:: Source material

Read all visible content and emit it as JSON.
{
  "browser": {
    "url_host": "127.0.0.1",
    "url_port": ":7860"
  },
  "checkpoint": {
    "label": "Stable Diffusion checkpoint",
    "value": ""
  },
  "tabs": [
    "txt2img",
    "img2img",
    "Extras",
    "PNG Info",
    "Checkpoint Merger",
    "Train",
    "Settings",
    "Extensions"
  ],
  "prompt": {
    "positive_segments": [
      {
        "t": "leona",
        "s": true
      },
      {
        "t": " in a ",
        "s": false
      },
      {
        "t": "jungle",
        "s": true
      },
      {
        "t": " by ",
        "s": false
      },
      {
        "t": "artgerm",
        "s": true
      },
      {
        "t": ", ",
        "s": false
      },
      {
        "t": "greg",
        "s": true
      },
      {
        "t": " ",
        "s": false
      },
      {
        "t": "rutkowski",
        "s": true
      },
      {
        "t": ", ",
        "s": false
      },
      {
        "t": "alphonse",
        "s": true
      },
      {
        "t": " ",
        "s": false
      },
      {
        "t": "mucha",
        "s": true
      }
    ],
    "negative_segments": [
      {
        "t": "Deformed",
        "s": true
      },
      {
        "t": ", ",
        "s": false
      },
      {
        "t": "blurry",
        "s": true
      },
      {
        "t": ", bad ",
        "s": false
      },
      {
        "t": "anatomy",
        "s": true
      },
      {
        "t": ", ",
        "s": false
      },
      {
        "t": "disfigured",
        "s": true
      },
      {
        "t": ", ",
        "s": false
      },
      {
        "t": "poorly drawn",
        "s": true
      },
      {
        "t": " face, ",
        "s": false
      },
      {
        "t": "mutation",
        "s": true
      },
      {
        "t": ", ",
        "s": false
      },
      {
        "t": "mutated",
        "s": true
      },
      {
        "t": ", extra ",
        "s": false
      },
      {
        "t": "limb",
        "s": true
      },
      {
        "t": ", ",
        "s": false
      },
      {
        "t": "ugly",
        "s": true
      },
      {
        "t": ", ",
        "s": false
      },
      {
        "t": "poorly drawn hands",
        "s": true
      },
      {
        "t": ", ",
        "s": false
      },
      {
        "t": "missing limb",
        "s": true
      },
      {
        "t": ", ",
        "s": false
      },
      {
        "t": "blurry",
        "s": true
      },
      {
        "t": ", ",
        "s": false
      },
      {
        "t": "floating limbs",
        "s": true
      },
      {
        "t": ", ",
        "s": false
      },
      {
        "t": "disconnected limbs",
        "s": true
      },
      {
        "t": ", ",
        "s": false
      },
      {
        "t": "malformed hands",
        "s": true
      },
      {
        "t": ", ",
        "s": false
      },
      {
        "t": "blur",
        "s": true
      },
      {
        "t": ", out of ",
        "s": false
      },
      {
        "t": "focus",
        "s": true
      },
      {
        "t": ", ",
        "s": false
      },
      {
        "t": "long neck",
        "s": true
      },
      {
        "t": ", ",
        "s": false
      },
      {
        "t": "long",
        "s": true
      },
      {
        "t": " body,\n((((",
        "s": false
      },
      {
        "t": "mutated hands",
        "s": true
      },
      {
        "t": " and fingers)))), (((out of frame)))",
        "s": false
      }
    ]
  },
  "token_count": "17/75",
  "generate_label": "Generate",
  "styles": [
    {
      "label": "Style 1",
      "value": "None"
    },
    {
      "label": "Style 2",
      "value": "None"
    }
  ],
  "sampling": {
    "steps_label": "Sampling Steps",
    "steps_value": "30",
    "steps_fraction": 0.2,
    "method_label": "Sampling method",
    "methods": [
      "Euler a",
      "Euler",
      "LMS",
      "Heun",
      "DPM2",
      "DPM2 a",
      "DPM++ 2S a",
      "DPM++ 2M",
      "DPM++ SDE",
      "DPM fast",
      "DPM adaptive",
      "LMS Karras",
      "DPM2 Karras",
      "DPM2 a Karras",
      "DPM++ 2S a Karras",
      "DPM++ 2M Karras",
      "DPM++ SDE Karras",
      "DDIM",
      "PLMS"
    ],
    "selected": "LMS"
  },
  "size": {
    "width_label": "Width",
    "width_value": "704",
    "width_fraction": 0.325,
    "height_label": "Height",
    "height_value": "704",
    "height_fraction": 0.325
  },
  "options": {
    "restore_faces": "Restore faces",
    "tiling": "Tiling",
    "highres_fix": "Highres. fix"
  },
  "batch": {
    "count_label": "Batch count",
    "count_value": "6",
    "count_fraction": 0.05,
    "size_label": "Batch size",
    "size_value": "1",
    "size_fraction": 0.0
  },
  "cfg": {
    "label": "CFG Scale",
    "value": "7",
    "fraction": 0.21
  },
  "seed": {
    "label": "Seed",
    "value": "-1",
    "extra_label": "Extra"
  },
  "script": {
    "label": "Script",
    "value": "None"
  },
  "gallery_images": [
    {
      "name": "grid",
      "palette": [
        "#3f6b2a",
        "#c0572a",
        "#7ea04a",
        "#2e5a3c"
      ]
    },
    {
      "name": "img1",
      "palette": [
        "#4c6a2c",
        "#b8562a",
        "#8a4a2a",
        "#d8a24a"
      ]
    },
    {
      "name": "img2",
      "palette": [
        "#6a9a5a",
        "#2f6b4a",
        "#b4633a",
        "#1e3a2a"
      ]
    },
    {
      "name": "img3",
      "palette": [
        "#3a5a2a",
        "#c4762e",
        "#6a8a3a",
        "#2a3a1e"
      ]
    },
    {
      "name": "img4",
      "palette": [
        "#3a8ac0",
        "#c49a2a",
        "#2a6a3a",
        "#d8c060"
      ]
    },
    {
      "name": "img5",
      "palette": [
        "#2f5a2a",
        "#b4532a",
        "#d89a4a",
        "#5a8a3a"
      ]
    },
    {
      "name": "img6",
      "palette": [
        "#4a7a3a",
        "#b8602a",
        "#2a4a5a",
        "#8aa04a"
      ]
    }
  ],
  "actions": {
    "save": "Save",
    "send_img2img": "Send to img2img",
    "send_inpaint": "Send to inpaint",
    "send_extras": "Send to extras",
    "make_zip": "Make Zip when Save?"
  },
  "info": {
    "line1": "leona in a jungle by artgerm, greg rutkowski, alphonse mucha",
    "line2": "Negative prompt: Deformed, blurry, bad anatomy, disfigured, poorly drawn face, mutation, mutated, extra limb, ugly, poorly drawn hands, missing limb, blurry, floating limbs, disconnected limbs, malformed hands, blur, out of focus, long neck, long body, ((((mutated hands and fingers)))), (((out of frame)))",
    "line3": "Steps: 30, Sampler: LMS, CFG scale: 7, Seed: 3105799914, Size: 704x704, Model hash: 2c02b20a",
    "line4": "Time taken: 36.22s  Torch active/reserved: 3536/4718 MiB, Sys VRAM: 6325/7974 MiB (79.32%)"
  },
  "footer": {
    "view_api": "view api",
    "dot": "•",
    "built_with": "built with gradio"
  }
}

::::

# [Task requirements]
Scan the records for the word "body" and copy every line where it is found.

# [Response to this exercise]
        "t": " body,\n((((",
    "line2": "Negative prompt: Deformed, blurry, bad anatomy, disfigured, poorly drawn face, mutation, mutated, extra limb, ugly, poorly drawn hands, missing limb, blurry, floating limbs, disconnected limbs, malformed hands, blur, out of focus, long neck, long body, ((((mutated hands and fingers)))), (((out of frame)))",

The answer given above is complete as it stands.